The PPP represents a formal agreement between the Department and student who has been identified as having impediments to their progress as a counselor educator and supervisor in training. Upon receipt of the PPP the student will review the plan and provide their signature indicating an understanding of the requirements expected and as agreement to meet the requirements described within. A student who chooses not to sign the PPP should understand this will initiate a faculty meeting to discuss the student's failure to meet continuation standards, and a vote for dismissal will be entertained, guided by Graduate School policy.
Dismissal of a doctoral student can be initiated in a variety of circumstances including, but not limited to, the following:
- Dismissal will occur when students violate the criteria established by the Graduate School (See Withdraw or Dismissal in the Graduate Catalog) http://coursecat.isu.edu/graduate/.
- Dismissal for academic deficiency will occur when students earn the following in didactic coursework:
- Three final course grades at or lower than 2.7 (B-, or below).
- OR six credits at or below 2.7 (B- or below),
- OR below a 3.0 GPA (B),
- Or when students earn less than 3.0 (B) in any didactic coursework.
Due to the nature of the program, students can be dismissed for professional competence concerns (i.e., unrelated to success with course assignments and grades). The American Counseling Association Code of Ethics (2014) requires counselor educators provide remediation and/or dismissal from counseling programs when “they become aware of limitations that might impede performance” or when students are unable to demonstrate “they can provide competent counseling services to a range of diverse clients (6.f.b.).” As stated above, gatekeeping is an ethical mandate for counselor educators and designed to protect counselors in training and their current and future clients.
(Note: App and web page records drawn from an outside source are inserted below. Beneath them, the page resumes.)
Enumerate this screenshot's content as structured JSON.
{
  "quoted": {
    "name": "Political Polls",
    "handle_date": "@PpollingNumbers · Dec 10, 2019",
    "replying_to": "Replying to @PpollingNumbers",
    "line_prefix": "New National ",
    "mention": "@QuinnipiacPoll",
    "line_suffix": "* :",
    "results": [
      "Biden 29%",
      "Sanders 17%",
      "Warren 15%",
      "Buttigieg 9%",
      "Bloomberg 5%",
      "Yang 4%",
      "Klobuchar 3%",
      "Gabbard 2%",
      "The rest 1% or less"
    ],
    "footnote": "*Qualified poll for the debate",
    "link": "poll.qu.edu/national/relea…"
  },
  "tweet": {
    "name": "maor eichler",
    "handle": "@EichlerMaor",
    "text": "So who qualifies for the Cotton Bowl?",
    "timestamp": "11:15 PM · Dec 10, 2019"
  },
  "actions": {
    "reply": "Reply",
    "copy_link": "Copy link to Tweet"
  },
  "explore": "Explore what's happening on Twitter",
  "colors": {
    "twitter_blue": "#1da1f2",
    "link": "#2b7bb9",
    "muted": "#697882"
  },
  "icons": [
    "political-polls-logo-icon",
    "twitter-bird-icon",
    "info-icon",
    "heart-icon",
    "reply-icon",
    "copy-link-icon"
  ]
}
Professional competence concerns that could lead to dismissal include, but are not limited to, impairment as described by Frame and Stevens-Smith (1995), academic dishonesty, ethical violations, lack of professional comportment, personal attitudes or value systems that conflict with effective counseling relationships, and personal concerns or psychopathology.
In all cases of dismissal, the student will be notified in writing by certified mail, return receipt requested, that he/she is dismissed and must be told in the document that he/she has the right to appeal according to the Idaho State University Graduate policy.
Dismissal for Academic Dishonesty
Academic Dishonesty includes, but is not limited to, cheating and plagiarism. For the complete statement on academic dishonesty, please refer to the current ISU Graduate Catalog. Examples of ethical violations include, but are not limited to, the improper use of technology, failure to secure informed consent, and breach of confidentiality. Lack of professional comportment, includes but is not limited to, a lack of engagement in course requirements, issues within interpersonal relationships with peers and faculty, and inappropriate use of power with clients and other students. The faculty believe the enactment of the core dispositions embodies the values of the counseling profession and deficiencies in these areas could lead to dismissal. All students are encouraged to seek counseling and attend to their mental health. A student’s unwillingness to attend to intra- or inter-personal impediments contributing to impairment may lead to dismissal.
Process is continuous from the start to graduation.
Pocatello, ID 83209-8120
921 South 8th Ave., Stop 8120
Pocatello, ID 83209-8120
Mailing and Physical Address:
Meridian Health Science Center
1311 East Central Drive
Meridian, ID 83642
Dr. Judith Crews